Xaar has traditionally been seen as a British company, does being global mean your operation in Cambridge will change?
No, we remain committed to the UK in terms of our R&D and manufacturing. Cambridge is an important part of our heritage but also provides us with practical access to a lot of technical talent. However, the fact is that less than 1% of our business is in the UK. As I have said, China is nearly a third, and to run a business in China from Cambridge is a challenge. So we really need to connect globally with our markets in order to serve customers well and truly understand where the business is going and what needs to be done.
I think the company needs to be more global for the future and this is the right thing to do. If we want to get to these numbers we don’t have any choice and it does create its own tensions of course, growth is not plain sailing!!
You mention people being important, explain a little more?
Well if you don’t have good people, then you don’t really have a performing business. The challenge is to keep good people. Cambridge is an expensive place. Trying to bring young people here with the high house prices around here, with high rents and with the cost of living being so high, I - well, it’s a challenge!

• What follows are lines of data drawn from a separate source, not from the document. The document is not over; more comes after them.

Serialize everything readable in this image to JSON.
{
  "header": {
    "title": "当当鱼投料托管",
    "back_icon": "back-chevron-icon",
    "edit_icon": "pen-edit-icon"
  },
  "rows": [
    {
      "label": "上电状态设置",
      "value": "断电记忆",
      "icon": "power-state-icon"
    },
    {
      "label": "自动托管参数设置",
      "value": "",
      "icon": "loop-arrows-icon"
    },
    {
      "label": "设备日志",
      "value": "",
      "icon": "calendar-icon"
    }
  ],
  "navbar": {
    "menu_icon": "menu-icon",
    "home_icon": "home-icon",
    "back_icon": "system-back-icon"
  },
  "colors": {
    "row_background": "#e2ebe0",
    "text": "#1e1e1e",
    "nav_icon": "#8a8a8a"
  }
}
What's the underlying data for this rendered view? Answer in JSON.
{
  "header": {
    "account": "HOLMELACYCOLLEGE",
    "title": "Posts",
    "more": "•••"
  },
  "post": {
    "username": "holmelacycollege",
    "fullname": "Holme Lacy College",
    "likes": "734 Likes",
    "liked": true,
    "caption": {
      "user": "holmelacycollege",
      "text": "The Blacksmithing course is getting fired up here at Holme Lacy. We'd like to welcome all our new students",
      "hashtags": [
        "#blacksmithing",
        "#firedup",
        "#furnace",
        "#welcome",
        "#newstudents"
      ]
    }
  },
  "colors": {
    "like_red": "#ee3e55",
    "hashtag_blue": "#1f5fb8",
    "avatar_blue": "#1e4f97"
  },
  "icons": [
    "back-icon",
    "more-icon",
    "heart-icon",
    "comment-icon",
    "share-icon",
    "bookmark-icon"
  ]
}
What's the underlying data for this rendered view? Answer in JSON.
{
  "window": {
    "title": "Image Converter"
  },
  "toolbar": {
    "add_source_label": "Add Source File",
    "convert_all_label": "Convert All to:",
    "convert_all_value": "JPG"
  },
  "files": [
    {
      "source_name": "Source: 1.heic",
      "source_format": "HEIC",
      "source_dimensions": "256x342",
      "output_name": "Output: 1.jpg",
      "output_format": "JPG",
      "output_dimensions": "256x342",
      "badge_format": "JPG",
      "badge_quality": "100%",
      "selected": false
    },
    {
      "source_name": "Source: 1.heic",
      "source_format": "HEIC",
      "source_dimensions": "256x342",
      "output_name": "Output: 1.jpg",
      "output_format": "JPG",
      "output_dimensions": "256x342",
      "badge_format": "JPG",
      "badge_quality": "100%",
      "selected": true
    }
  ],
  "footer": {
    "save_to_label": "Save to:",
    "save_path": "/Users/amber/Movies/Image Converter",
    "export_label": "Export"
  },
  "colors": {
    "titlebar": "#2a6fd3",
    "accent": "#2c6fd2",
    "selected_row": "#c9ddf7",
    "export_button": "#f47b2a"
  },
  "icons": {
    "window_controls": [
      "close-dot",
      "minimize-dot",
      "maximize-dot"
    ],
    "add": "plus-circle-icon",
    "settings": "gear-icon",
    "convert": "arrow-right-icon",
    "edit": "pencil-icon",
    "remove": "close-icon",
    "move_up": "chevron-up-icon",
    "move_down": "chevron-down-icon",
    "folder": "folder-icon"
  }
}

Part of what we are doing is making the culture more appealing to younger people and I know the culture has become less formal at Xaar as people keep telling me so. The leadership team is far more approachable than before, our people are encouraged to bring forward ideas and the feeling here is more open than before where there were silos and as I say, I think the operation was more inward looking, retrospective even. We have progressed a lot and I am mindful of the shift in culture – it has challenged some people more than others and that is always the way!
Xaar is exhibiting at InPrint 2017 booth #514.